There are at least two different levels of accomplishment in baking. One is to accumulate a collection of recipes that work reliably and stick to them. At this level, you use exactly what the recipe says to use. If it says "cake flour," use cake flour, not all-purpose flour. There are many recipe sites on the Internet. Find one that includes user reviews:
Simple White Cake Recipe - Allrecipes.com
...or where the recipes are developed professionally for home kitchens:
Top-quality baking recipes - King Arthur Flour
And take advantage of sites with collected baking tips and general techniques that aren't mentioned in recipes, like these ten steps/tips in a layer cake:
The perfect layer cake (10 tips for success): King Arthur Flour
Another is to also stay with those recipes but learn to bake them in different configurations than were specified in the recipe. For instance, the recipe is for a chocolate layer cake of two layer baked in 8-inch cake pans. And you want to make a single layer of the whole recipe.
There are Internet sites about such things:
How To Substitute Pan Sizes, How to Measure Pan Size, Baking Dish and Pan Size Conversions
And it's a very good idea right from the start to stick to recipe sites with the ingredients by weight. Flour amounts can be very different, depending on how you measure volume. And you will find that nearly all baking is a matter of ratios of ingredients, like flour to liquid to fat, etc. And those ratios are by weight. If you learn the ratios, you can make up anything from scratch. Want to make bread, it's 5:3, five units of flour to three units of water (by weight), plus a teaspoon of yeast or so and a teaspoon of salt or so. Buy a reliable kitchen digital scale with a "tare" button that lets you zero the scale to a bowl or cup. We're talking metric here, grams. (It's not all ratios. Pound cake and sponge cake have the same ingredients ratio, equal weights of flour, butter, eggs, and sugar, but they're put together in very different ways.)
Knowledge that can be very useful if you don't want to have to run to the store for every specific ingredient is what can be substituted and how.
Ingredient Substitutions - Kitchen Notes - Cooking For Engineers
Ingredient Substitution - Joyofbaking.com
If you're really serious, you can work toward creating your own unique recipes. To do that successfully, you need an understanding of each ingredient and its role in the recipe. That can take a while, but you can begin by reading up on each part of the standard recipes you use. For instance, just what is "cake flour" and "all-purpose" flour? What's the difference between baking soda and baking powder and double-acting baking powder, and why is one or another used in a recipe? What does salt do in a baking recipe? The amount seems so little. Why does the tiniest bit or oil keep you from making stiff egg whites? Why can't you melt chocolate like you melt butter?
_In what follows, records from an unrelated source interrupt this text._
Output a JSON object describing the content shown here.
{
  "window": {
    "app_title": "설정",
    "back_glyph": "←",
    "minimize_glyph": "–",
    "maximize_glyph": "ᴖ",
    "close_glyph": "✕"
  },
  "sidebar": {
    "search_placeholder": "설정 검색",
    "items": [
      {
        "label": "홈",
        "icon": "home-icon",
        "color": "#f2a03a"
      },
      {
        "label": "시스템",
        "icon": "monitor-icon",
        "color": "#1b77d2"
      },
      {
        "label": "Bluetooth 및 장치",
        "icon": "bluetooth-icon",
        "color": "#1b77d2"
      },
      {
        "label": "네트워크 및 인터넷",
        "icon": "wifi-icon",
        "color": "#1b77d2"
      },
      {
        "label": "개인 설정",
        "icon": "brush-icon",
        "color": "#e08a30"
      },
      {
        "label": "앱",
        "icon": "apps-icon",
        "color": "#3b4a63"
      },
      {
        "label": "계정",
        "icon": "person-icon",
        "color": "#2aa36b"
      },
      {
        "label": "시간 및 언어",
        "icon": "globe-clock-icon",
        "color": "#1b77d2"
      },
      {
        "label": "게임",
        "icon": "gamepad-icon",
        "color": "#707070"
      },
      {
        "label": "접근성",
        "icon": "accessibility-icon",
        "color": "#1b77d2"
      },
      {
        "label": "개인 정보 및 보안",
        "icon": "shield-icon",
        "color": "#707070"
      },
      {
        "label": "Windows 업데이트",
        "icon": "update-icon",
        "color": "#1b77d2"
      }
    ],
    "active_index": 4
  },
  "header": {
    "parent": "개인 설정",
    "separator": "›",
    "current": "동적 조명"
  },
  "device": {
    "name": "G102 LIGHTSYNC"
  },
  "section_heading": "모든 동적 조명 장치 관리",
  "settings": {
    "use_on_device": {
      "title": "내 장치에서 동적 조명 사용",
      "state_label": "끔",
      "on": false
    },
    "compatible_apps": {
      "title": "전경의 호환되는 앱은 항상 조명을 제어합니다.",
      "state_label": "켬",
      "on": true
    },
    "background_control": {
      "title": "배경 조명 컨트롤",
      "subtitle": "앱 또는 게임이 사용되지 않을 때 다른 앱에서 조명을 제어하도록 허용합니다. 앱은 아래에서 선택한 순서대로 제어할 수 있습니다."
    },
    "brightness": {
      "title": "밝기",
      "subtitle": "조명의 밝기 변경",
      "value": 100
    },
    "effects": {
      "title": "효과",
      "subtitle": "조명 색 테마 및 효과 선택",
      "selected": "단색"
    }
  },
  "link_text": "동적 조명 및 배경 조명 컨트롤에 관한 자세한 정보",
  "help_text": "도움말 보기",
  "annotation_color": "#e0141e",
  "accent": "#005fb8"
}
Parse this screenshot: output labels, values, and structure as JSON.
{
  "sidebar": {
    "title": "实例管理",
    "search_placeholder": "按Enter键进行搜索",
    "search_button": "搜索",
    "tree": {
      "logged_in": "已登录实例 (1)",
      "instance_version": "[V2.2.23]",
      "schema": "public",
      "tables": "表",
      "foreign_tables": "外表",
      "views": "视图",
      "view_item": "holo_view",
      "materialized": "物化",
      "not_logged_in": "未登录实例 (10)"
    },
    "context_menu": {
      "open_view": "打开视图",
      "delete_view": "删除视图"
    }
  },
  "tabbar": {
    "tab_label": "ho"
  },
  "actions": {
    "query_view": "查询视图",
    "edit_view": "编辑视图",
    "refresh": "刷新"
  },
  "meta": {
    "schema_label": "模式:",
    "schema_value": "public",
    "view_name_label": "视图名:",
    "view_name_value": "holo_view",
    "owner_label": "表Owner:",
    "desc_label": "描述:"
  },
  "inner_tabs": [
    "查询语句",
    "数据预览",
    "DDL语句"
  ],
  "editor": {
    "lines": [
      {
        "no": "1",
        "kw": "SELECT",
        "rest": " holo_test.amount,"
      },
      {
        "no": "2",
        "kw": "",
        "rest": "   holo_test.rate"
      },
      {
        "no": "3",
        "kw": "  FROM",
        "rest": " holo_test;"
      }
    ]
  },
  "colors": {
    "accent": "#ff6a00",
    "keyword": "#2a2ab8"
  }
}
It sounds like a lot, but you just tackle it one bit at a time as you encounter things.
You do need, at the very least, a reliable oven thermometer. It doesn't have to be expensive. And some good plain cake pans. Just plain smooth metal. You don't need non-stick or silicone. Get decent ones. You can't do better than Fat Daddio. And the digital scale.
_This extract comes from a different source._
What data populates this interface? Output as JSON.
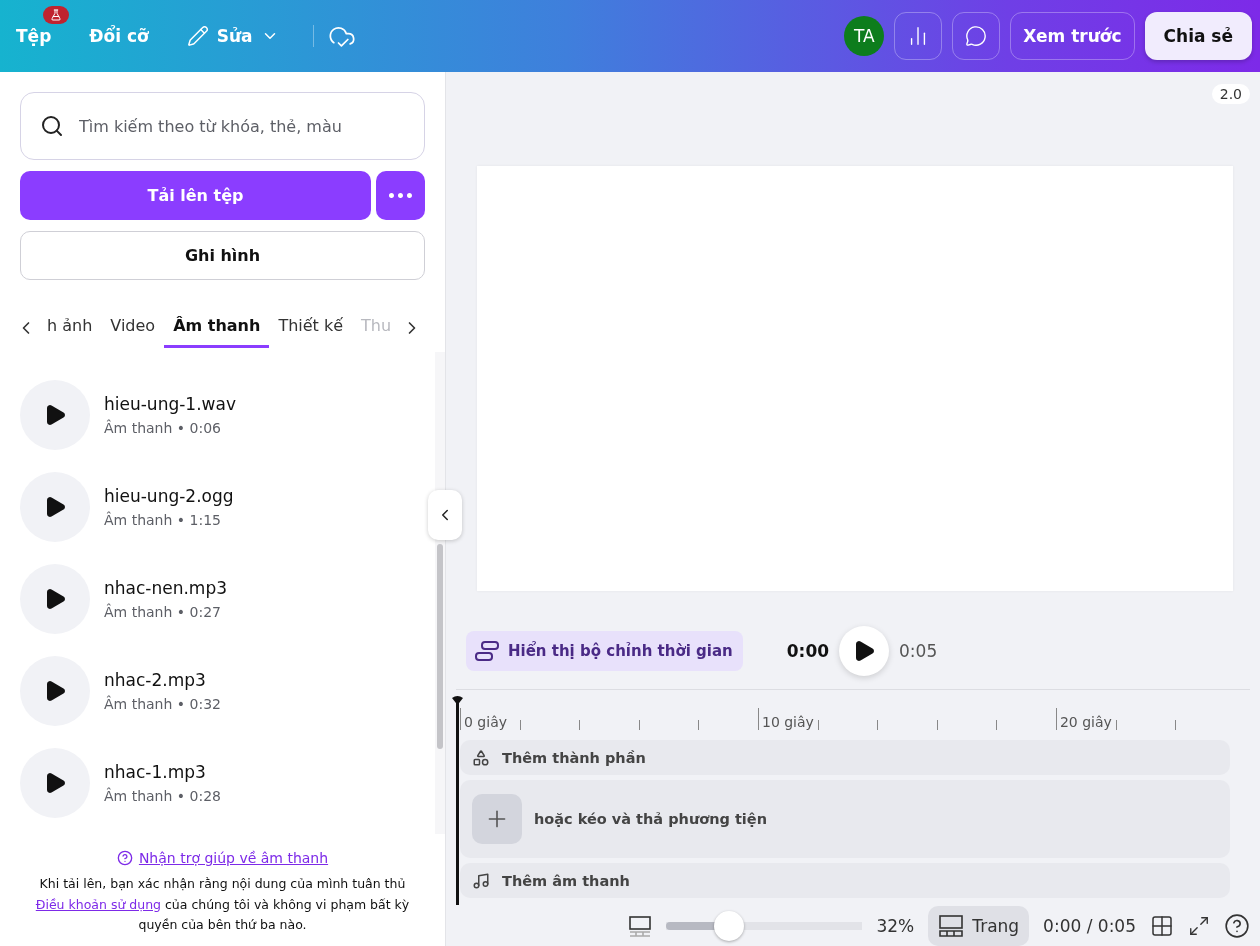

There is nothing magic of mystical here. And very little that requires any particular talent, other than perhaps high level decoration.